Theo Ubique proves Jule Styne’s songbook is truly timeless
BY HEDY WEISS Theater Criticemail@example.com June 13, 2012 12:54PM
“Time After Time: The Songs of Jule Styne” stars Khaki Pixley (from left), Andrew Sickel, Stephanie Herman, Christopher Logan and Danielle Brothers.
‘TIME AFTER TIME: THE SONGS OF JULE STYNE’
♦ Through July 29
♦ Theo Ubique Cabaret Theatre, 6970 N. Glenwood
♦ Tickets, $29-$34
♦ (800) 595-4849
Updated: June 19, 2012 3:49PM

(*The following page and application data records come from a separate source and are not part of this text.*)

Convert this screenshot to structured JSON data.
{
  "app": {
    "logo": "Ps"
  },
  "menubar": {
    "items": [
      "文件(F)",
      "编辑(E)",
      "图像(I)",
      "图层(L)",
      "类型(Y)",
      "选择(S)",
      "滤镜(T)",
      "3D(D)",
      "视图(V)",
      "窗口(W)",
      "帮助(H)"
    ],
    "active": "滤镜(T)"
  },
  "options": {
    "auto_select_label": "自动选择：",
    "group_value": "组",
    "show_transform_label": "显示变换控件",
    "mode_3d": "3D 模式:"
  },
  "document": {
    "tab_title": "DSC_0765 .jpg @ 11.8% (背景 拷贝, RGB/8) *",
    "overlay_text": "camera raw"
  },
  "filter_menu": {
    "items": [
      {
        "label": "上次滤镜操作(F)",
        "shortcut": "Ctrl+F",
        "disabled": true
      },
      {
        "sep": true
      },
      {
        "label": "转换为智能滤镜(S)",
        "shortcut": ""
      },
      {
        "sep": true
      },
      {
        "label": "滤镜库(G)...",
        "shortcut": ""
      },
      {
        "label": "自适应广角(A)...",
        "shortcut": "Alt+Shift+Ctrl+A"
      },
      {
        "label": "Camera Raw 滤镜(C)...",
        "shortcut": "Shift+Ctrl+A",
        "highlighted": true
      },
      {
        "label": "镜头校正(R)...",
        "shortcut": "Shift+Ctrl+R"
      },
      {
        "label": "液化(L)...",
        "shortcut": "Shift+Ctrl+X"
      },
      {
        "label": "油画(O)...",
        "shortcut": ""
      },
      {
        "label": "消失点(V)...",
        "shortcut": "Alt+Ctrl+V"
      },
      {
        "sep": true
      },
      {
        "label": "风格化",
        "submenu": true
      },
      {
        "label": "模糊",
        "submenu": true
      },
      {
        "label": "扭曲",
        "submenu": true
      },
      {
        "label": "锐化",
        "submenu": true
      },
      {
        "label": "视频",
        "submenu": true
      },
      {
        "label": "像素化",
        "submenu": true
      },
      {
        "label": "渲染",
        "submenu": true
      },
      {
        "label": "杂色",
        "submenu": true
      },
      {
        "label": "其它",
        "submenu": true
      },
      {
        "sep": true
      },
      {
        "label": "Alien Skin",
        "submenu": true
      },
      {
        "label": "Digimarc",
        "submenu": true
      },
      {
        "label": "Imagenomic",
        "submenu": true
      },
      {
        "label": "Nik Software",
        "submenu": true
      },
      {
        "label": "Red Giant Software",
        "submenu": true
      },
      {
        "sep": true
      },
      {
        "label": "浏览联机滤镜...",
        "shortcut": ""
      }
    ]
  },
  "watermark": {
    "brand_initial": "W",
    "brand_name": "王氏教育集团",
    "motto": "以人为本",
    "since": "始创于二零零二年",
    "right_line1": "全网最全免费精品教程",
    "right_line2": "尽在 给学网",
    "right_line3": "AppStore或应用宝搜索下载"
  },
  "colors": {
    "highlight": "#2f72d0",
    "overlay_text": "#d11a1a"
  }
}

While Theo Ubique Cabaret Theatre’s Jeff Award-winning, multiply-extended production of “The Light in the Piazza” continues to play through July 14, a new topnotch musical revue, “Time After Time: The Songs of Jule Styne” (running through July 29) has been added to the mix, with a rotating schedule and clever dual-purpose set design making this double-duty operation possible.
There is just no stopping Theo Ubique, the remarkable storefront operation that continually wins converts with its gorgeously acoustic shows that spotlight both veteran and fresh-faced talent.
Jules Styne (1905-1994), was the bravura Broadway composer who began his career as a classical piano prodigy, worked with jazz bands in Chicago in the 1920s, and subsequently collaborated with a slew of hugely gifted lyricists (Sammy Cahn, Betty Comden and Adolph Green, Stephen Sondheim, Bob Merrill, Leo Rubin and E.Y Harburg) on songs for Hollywood movies, and on the scores for such Broadway shows as “Gypsy,” “Funny Girl,” “Gentlemen Prefer Blondes” and “The Bells Are Ringing.”
In “Time After Time,” directed by David Heimann, the term “cabaret” is the operative word. The innovative arrangements of outstanding pianist and musical director Aaron Benham clearly have been designed to make audiences think about familiar songs in new ways, while less familiar ones are given neatly theatrical renderings. That indelible Barbra Streisand hit, “People,” for example, is now performed as a richly harmonic a cappella work for the distinctive cast of five (Danielle Brothers, Stephanie Herman, Christopher Logan, Khaki Pixley and Andrew Sickel), subtly underscoring the power of vocal camaraderie.
A number of other songs are grouped thematically. Those gathered under the title “Adventure!” move deftly from “Never Never Land” (from “Peter Pan”), to the hilarious “When You Meet a Man in Chicago” (from “Sugar”), to a Latin-beat in “It’s Delightful Down in Chile,” and more.
Another medley of songs about loneliness features the men pining away with such tunes as “Talkin’ to Yourself,” “I’ll Walk Alone,” “Saturday Night is the Loneliest Night of the Week” and “I Don’t Want to Walk Without You, Baby.” But the women quickly get to subvert all that romanticism with a series of sharp-edged songs about the male of the species including “Men,” a terrifically dishy number performed with great zest by Brothers and Pixley. Of course even more to the point is “Diamonds Are a Girl’s Best Friend,” and Herman, the show’s curvaceous platinum blonde (and practiced torch singer), brings edgy sparkle to every clever line. (“It’s not compensation; it’s self-preservation,” the song notes, explaining the need for jewels.)
The newfound star in the show is Pixley, whose radiant face, playful persona and glorious voice combine for total watchability. Brothers, with her strikingly low voice, brings a fierce determination to anthems from “Funny Girl” (Don’t Rain on My Parade”) and “Gypsy” (“Some People). The warm-voiced Sickel is boyish, fervent and vulnerable in such tunes as “I Fall in Love Too Easily” and “There’s Nothing Rougher Than Love,” while Logan is the song-and-dance man with panache who makes the most of Emily Rogers’ choreography in “All I Need Is the Girl.”
The whole production has an aptly 1940s and ’50s vibe (underscored by costume designer Bill Morey’s ideal vintage outfits, and set designer Adam Veness’ use of a giant photo of New York’s Grand Central Station).